Dimensions: 60 x 50cm
Medium: Oil on Canvas
Collection: Niland Collection
Provenance: Presented by James A. Healy in 1975 (Josephine C. Healy Memorial Collection)
Paul Henry was born in Belfast and educated in London and Paris but it was in the west of Ireland that he was to find himself at home. His western landscapes, often depicting idyllic scenes of thatched cottages crowned by towers of billowing cloud, were long considered to be the quintessential images of the west of Ireland.
This work, which can be dated to 1926-1928 on stylistic grounds, was painted on the island of Achill where Henry lived from 1910-1919. The scene has been identified as the view looking due south from the southern point of Achill towards Clare Island.

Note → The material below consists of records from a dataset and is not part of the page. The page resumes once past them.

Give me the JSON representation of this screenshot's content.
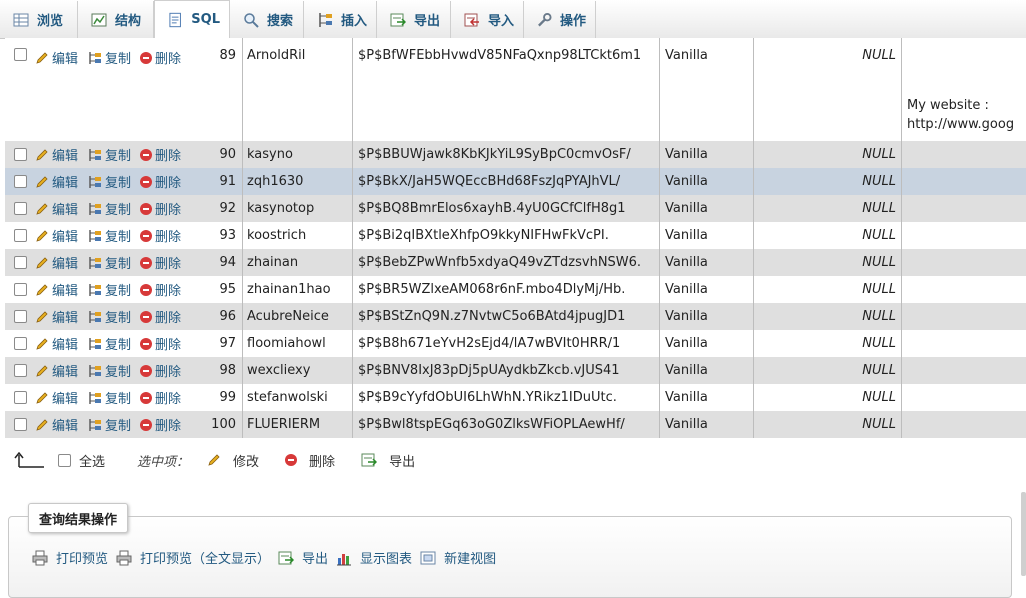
{
  "tabs": [
    {
      "label": "浏览",
      "icon": "browse-icon"
    },
    {
      "label": "结构",
      "icon": "structure-icon"
    },
    {
      "label": "SQL",
      "icon": "sql-icon"
    },
    {
      "label": "搜索",
      "icon": "search-icon"
    },
    {
      "label": "插入",
      "icon": "insert-icon"
    },
    {
      "label": "导出",
      "icon": "export-icon"
    },
    {
      "label": "导入",
      "icon": "import-icon"
    },
    {
      "label": "操作",
      "icon": "wrench-icon"
    }
  ],
  "row_actions": {
    "edit": "编辑",
    "copy": "复制",
    "delete": "删除"
  },
  "rows": [
    {
      "id": "89",
      "name": "ArnoldRil",
      "password": "$P$BfWFEbbHvwdV85NFaQxnp98LTCkt6m1",
      "group": "Vanilla",
      "value": "NULL",
      "website_1": "My website :",
      "website_2": "http://www.goog"
    },
    {
      "id": "90",
      "name": "kasyno",
      "password": "$P$BBUWjawk8KbKJkYiL9SyBpC0cmvOsF/",
      "group": "Vanilla",
      "value": "NULL"
    },
    {
      "id": "91",
      "name": "zqh1630",
      "password": "$P$BkX/JaH5WQEccBHd68FszJqPYAJhVL/",
      "group": "Vanilla",
      "value": "NULL"
    },
    {
      "id": "92",
      "name": "kasynotop",
      "password": "$P$BQ8BmrElos6xayhB.4yU0GCfClfH8g1",
      "group": "Vanilla",
      "value": "NULL"
    },
    {
      "id": "93",
      "name": "koostrich",
      "password": "$P$Bi2qIBXtleXhfpO9kkyNIFHwFkVcPI.",
      "group": "Vanilla",
      "value": "NULL"
    },
    {
      "id": "94",
      "name": "zhainan",
      "password": "$P$BebZPwWnfb5xdyaQ49vZTdzsvhNSW6.",
      "group": "Vanilla",
      "value": "NULL"
    },
    {
      "id": "95",
      "name": "zhainan1hao",
      "password": "$P$BR5WZlxeAM068r6nF.mbo4DlyMj/Hb.",
      "group": "Vanilla",
      "value": "NULL"
    },
    {
      "id": "96",
      "name": "AcubreNeice",
      "password": "$P$BStZnQ9N.z7NvtwC5o6BAtd4jpugJD1",
      "group": "Vanilla",
      "value": "NULL"
    },
    {
      "id": "97",
      "name": "floomiahowl",
      "password": "$P$B8h671eYvH2sEjd4/lA7wBVIt0HRR/1",
      "group": "Vanilla",
      "value": "NULL"
    },
    {
      "id": "98",
      "name": "wexcliexy",
      "password": "$P$BNV8IxJ83pDj5pUAydkbZkcb.vJUS41",
      "group": "Vanilla",
      "value": "NULL"
    },
    {
      "id": "99",
      "name": "stefanwolski",
      "password": "$P$B9cYyfdObUI6LhWhN.YRikz1IDuUtc.",
      "group": "Vanilla",
      "value": "NULL"
    },
    {
      "id": "100",
      "name": "FLUERIERM",
      "password": "$P$Bwl8tspEGq63oG0ZlksWFiOPLAewHf/",
      "group": "Vanilla",
      "value": "NULL"
    }
  ],
  "bulk": {
    "select_all": "全选",
    "with_selected": "选中项：",
    "edit": "修改",
    "delete": "删除",
    "export": "导出"
  },
  "query_ops": {
    "title": "查询结果操作",
    "items": [
      {
        "label": "打印预览",
        "icon": "printer-icon"
      },
      {
        "label": "打印预览（全文显示）",
        "icon": "printer-icon"
      },
      {
        "label": "导出",
        "icon": "export-icon"
      },
      {
        "label": "显示图表",
        "icon": "chart-icon"
      },
      {
        "label": "新建视图",
        "icon": "view-icon"
      }
    ]
  }
}
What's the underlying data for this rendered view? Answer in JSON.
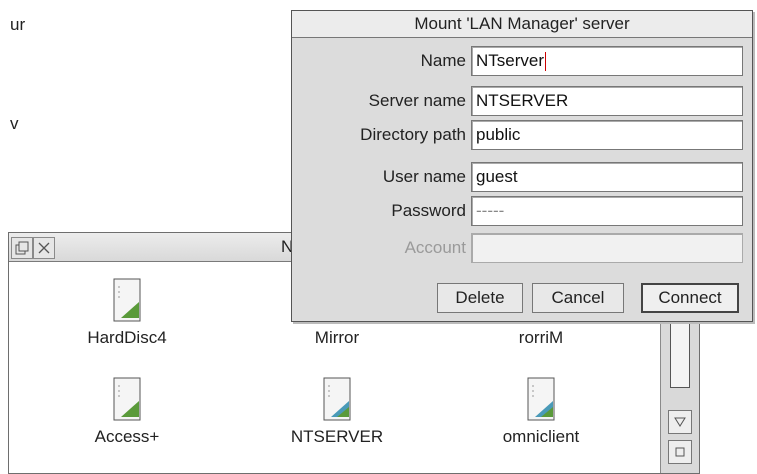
{
  "background": {
    "fragment_1": "ur",
    "fragment_2": "v"
  },
  "filer": {
    "title": "N",
    "items": [
      {
        "label": "HardDisc4"
      },
      {
        "label": "Mirror"
      },
      {
        "label": "rorriM"
      },
      {
        "label": "Access+"
      },
      {
        "label": "NTSERVER"
      },
      {
        "label": "omniclient"
      }
    ]
  },
  "dialog": {
    "title": "Mount 'LAN Manager' server",
    "fields": {
      "name": {
        "label": "Name",
        "value": "NTserver"
      },
      "server_name": {
        "label": "Server name",
        "value": "NTSERVER"
      },
      "directory_path": {
        "label": "Directory path",
        "value": "public"
      },
      "user_name": {
        "label": "User name",
        "value": "guest"
      },
      "password": {
        "label": "Password",
        "value": "-----"
      },
      "account": {
        "label": "Account",
        "value": ""
      }
    },
    "buttons": {
      "delete": "Delete",
      "cancel": "Cancel",
      "connect": "Connect"
    }
  },
  "colors": {
    "dialog_bg": "#dcdcdc",
    "icon_accent": "#5a9a3a",
    "caret": "#cc0000"
  }
}
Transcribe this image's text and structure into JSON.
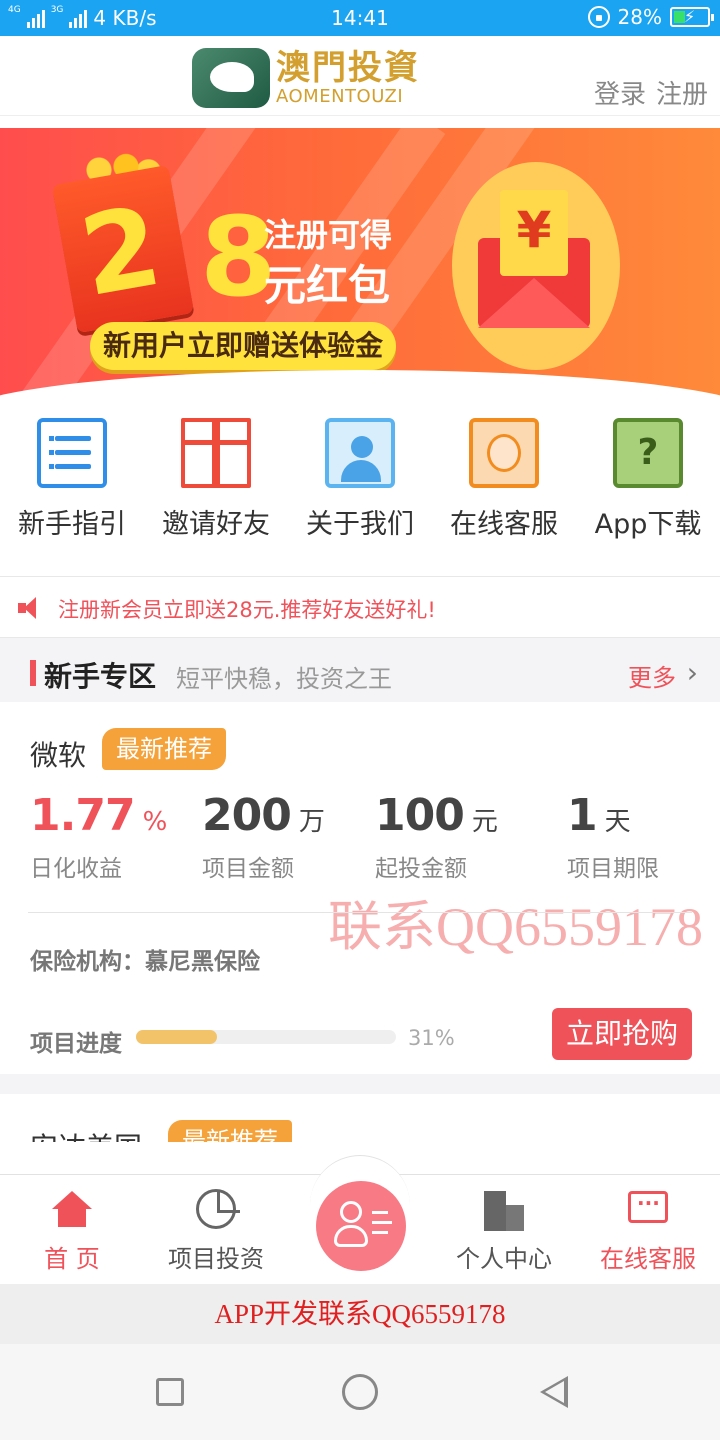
{
  "status_bar": {
    "net_type": "4G",
    "net_type2": "3G",
    "speed": "4 KB/s",
    "time": "14:41",
    "battery": "28%"
  },
  "header": {
    "logo_cn": "澳門投資",
    "logo_en": "AOMENTOUZI",
    "login": "登录",
    "register": "注册"
  },
  "banner": {
    "digit_left": "2",
    "digit_right": "8",
    "line1": "注册可得",
    "line2": "元红包",
    "pill": "新用户立即赠送体验金",
    "currency": "¥",
    "slide_count": 4,
    "active_slide": 1
  },
  "quick_menu": [
    {
      "label": "新手指引",
      "icon": "guide-list-icon"
    },
    {
      "label": "邀请好友",
      "icon": "gift-icon"
    },
    {
      "label": "关于我们",
      "icon": "people-icon"
    },
    {
      "label": "在线客服",
      "icon": "service-agent-icon"
    },
    {
      "label": "App下载",
      "icon": "question-icon"
    }
  ],
  "notice": {
    "text": "注册新会员立即送28元.推荐好友送好礼!"
  },
  "section": {
    "title": "新手专区",
    "subtitle": "短平快稳，投资之王",
    "more": "更多"
  },
  "product": {
    "name": "微软",
    "tag": "最新推荐",
    "rate_value": "1.77",
    "rate_unit": "%",
    "rate_label": "日化收益",
    "amount_value": "200",
    "amount_unit": "万",
    "amount_label": "项目金额",
    "min_value": "100",
    "min_unit": "元",
    "min_label": "起投金额",
    "term_value": "1",
    "term_unit": "天",
    "term_label": "项目期限",
    "insurer": "保险机构：慕尼黑保险",
    "progress_label": "项目进度",
    "progress_percent": 31,
    "progress_text": "31%",
    "buy_label": "立即抢购",
    "watermark": "联系QQ6559178"
  },
  "product2": {
    "name": "安达美国",
    "tag": "最新推荐"
  },
  "tabbar": {
    "home": "首 页",
    "invest": "项目投资",
    "personal": "个人中心",
    "service": "在线客服"
  },
  "ad_bar": {
    "text": "APP开发联系QQ6559178"
  },
  "colors": {
    "status_bar": "#1ba4f2",
    "accent": "#f0525a",
    "tag": "#f6a23a",
    "logo": "#d3a030",
    "progress": "#f3c36a"
  }
}
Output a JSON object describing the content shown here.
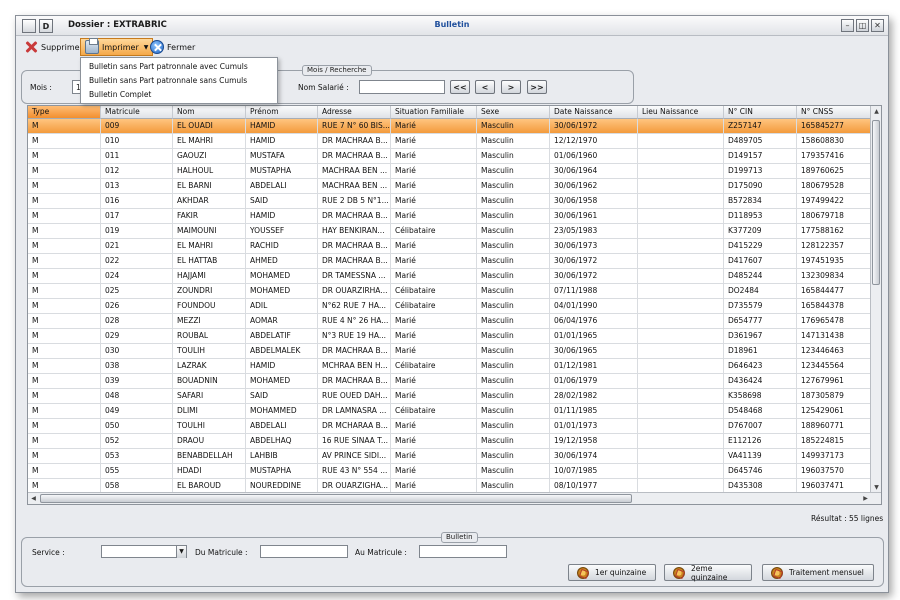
{
  "titlebar": {
    "sys_buttons": [
      "",
      "D"
    ],
    "dossier_label": "Dossier :  EXTRABRIC",
    "title": "Bulletin",
    "controls": [
      "–",
      "◫",
      "✕"
    ]
  },
  "toolbar": {
    "delete_label": "Supprimer",
    "print_label": "Imprimer",
    "close_label": "Fermer"
  },
  "print_menu": {
    "items": [
      "Bulletin sans Part patronnale avec Cumuls",
      "Bulletin sans Part patronnale sans Cumuls",
      "Bulletin Complet"
    ]
  },
  "search_group": {
    "legend": "Mois / Recherche",
    "mois_label": "Mois :",
    "mois_value": "1",
    "nom_salarie_label": "Nom Salarié :",
    "nom_salarie_value": "",
    "nav": [
      "<<",
      "<",
      ">",
      ">>"
    ]
  },
  "grid": {
    "columns": [
      "Type",
      "Matricule",
      "Nom",
      "Prénom",
      "Adresse",
      "Situation Familiale",
      "Sexe",
      "Date Naissance",
      "Lieu Naissance",
      "N° CIN",
      "N° CNSS"
    ],
    "rows": [
      [
        "M",
        "009",
        "EL OUADI",
        "HAMID",
        "RUE 7 N° 60 BIS...",
        "Marié",
        "Masculin",
        "30/06/1972",
        "",
        "Z257147",
        "165845277"
      ],
      [
        "M",
        "010",
        "EL MAHRI",
        "HAMID",
        "DR MACHRAA B...",
        "Marié",
        "Masculin",
        "12/12/1970",
        "",
        "D489705",
        "158608830"
      ],
      [
        "M",
        "011",
        "GAOUZI",
        "MUSTAFA",
        "DR MACHRAA B...",
        "Marié",
        "Masculin",
        "01/06/1960",
        "",
        "D149157",
        "179357416"
      ],
      [
        "M",
        "012",
        "HALHOUL",
        "MUSTAPHA",
        "MACHRAA BEN ...",
        "Marié",
        "Masculin",
        "30/06/1964",
        "",
        "D199713",
        "189760625"
      ],
      [
        "M",
        "013",
        "EL BARNI",
        "ABDELALI",
        "MACHRAA BEN ...",
        "Marié",
        "Masculin",
        "30/06/1962",
        "",
        "D175090",
        "180679528"
      ],
      [
        "M",
        "016",
        "AKHDAR",
        "SAID",
        "RUE 2 DB 5 N°1...",
        "Marié",
        "Masculin",
        "30/06/1958",
        "",
        "B572834",
        "197499422"
      ],
      [
        "M",
        "017",
        "FAKIR",
        "HAMID",
        "DR MACHRAA B...",
        "Marié",
        "Masculin",
        "30/06/1961",
        "",
        "D118953",
        "180679718"
      ],
      [
        "M",
        "019",
        "MAIMOUNI",
        "YOUSSEF",
        "HAY BENKIRAN...",
        "Célibataire",
        "Masculin",
        "23/05/1983",
        "",
        "K377209",
        "177588162"
      ],
      [
        "M",
        "021",
        "EL MAHRI",
        "RACHID",
        "DR MACHRAA B...",
        "Marié",
        "Masculin",
        "30/06/1973",
        "",
        "D415229",
        "128122357"
      ],
      [
        "M",
        "022",
        "EL HATTAB",
        "AHMED",
        "DR MACHRAA B...",
        "Marié",
        "Masculin",
        "30/06/1972",
        "",
        "D417607",
        "197451935"
      ],
      [
        "M",
        "024",
        "HAJJAMI",
        "MOHAMED",
        "DR TAMESSNA ...",
        "Marié",
        "Masculin",
        "30/06/1972",
        "",
        "D485244",
        "132309834"
      ],
      [
        "M",
        "025",
        "ZOUNDRI",
        "MOHAMED",
        "DR OUARZIRHA...",
        "Célibataire",
        "Masculin",
        "07/11/1988",
        "",
        "DO2484",
        "165844477"
      ],
      [
        "M",
        "026",
        "FOUNDOU",
        "ADIL",
        "N°62 RUE 7 HA...",
        "Célibataire",
        "Masculin",
        "04/01/1990",
        "",
        "D735579",
        "165844378"
      ],
      [
        "M",
        "028",
        "MEZZI",
        "AOMAR",
        "RUE 4 N° 26 HA...",
        "Marié",
        "Masculin",
        "06/04/1976",
        "",
        "D654777",
        "176965478"
      ],
      [
        "M",
        "029",
        "ROUBAL",
        "ABDELATIF",
        "N°3  RUE 19 HA...",
        "Marié",
        "Masculin",
        "01/01/1965",
        "",
        "D361967",
        "147131438"
      ],
      [
        "M",
        "030",
        "TOULIH",
        "ABDELMALEK",
        "DR MACHRAA B...",
        "Marié",
        "Masculin",
        "30/06/1965",
        "",
        "D18961",
        "123446463"
      ],
      [
        "M",
        "038",
        "LAZRAK",
        "HAMID",
        "MCHRAA BEN H...",
        "Célibataire",
        "Masculin",
        "01/12/1981",
        "",
        "D646423",
        "123445564"
      ],
      [
        "M",
        "039",
        "BOUADNIN",
        "MOHAMED",
        "DR MACHRAA B...",
        "Marié",
        "Masculin",
        "01/06/1979",
        "",
        "D436424",
        "127679961"
      ],
      [
        "M",
        "048",
        "SAFARI",
        "SAID",
        "RUE OUED DAH...",
        "Marié",
        "Masculin",
        "28/02/1982",
        "",
        "K358698",
        "187305879"
      ],
      [
        "M",
        "049",
        "DLIMI",
        "MOHAMMED",
        "DR LAMNASRA ...",
        "Célibataire",
        "Masculin",
        "01/11/1985",
        "",
        "D548468",
        "125429061"
      ],
      [
        "M",
        "050",
        "TOULHI",
        "ABDELALI",
        "DR MCHARAA B...",
        "Marié",
        "Masculin",
        "01/01/1973",
        "",
        "D767007",
        "188960771"
      ],
      [
        "M",
        "052",
        "DRAOU",
        "ABDELHAQ",
        "16 RUE SINAA T...",
        "Marié",
        "Masculin",
        "19/12/1958",
        "",
        "E112126",
        "185224815"
      ],
      [
        "M",
        "053",
        "BENABDELLAH",
        "LAHBIB",
        "AV PRINCE SIDI...",
        "Marié",
        "Masculin",
        "30/06/1974",
        "",
        "VA41139",
        "149937173"
      ],
      [
        "M",
        "055",
        "HDADI",
        "MUSTAPHA",
        "RUE 43 N° 554 ...",
        "Marié",
        "Masculin",
        "10/07/1985",
        "",
        "D645746",
        "196037570"
      ],
      [
        "M",
        "058",
        "EL BAROUD",
        "NOUREDDINE",
        "DR OUARZIGHA...",
        "Marié",
        "Masculin",
        "08/10/1977",
        "",
        "D435308",
        "196037471"
      ]
    ],
    "selected_index": 0
  },
  "result_text": "Résultat : 55  lignes",
  "bulletin_group": {
    "legend": "Bulletin",
    "service_label": "Service :",
    "service_value": "",
    "du_matricule_label": "Du Matricule :",
    "du_matricule_value": "",
    "au_matricule_label": "Au Matricule :",
    "au_matricule_value": "",
    "btn_q1": "1er quinzaine",
    "btn_q2": "2eme quinzaine",
    "btn_monthly": "Traitement mensuel"
  }
}
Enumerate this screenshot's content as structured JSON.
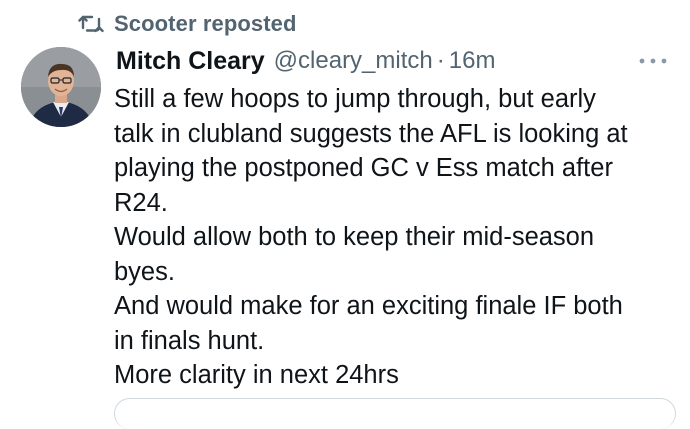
{
  "repost": {
    "icon": "repost-icon",
    "text": "Scooter reposted"
  },
  "author": {
    "display_name": "Mitch Cleary",
    "handle": "@cleary_mitch",
    "separator": "·",
    "time": "16m",
    "avatar": "avatar-photo"
  },
  "menu": {
    "icon": "more-horizontal-icon"
  },
  "tweet": {
    "lines": [
      "Still a few hoops to jump through, but early",
      "talk in clubland suggests the AFL is looking at",
      "playing the postponed GC v Ess match after",
      "R24.",
      "Would allow both to keep their mid-season",
      "byes.",
      "And would make for an exciting finale IF both",
      "in finals hunt.",
      "More clarity in next 24hrs"
    ]
  },
  "colors": {
    "text": "#0f1419",
    "secondary": "#536471",
    "border": "#cfd9de",
    "background": "#ffffff"
  }
}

Henry’s first visit to Achill in 1910 was partly inspired by the descriptions of the west in John Millington Synge’s play Riders to the Sea. The two Irishmen had met in Paris, where Henry studied from 1898 to 1900. After a decade living in London, Henry and his first wife, the painter Grace Henry, decided to spend a fortnight’s holiday on Achill. Enchanted by the light, the landscape and the simple way in which the locals lived, the Henrys spent much of the following decade living and painting on the island.
Written by Riann Coulter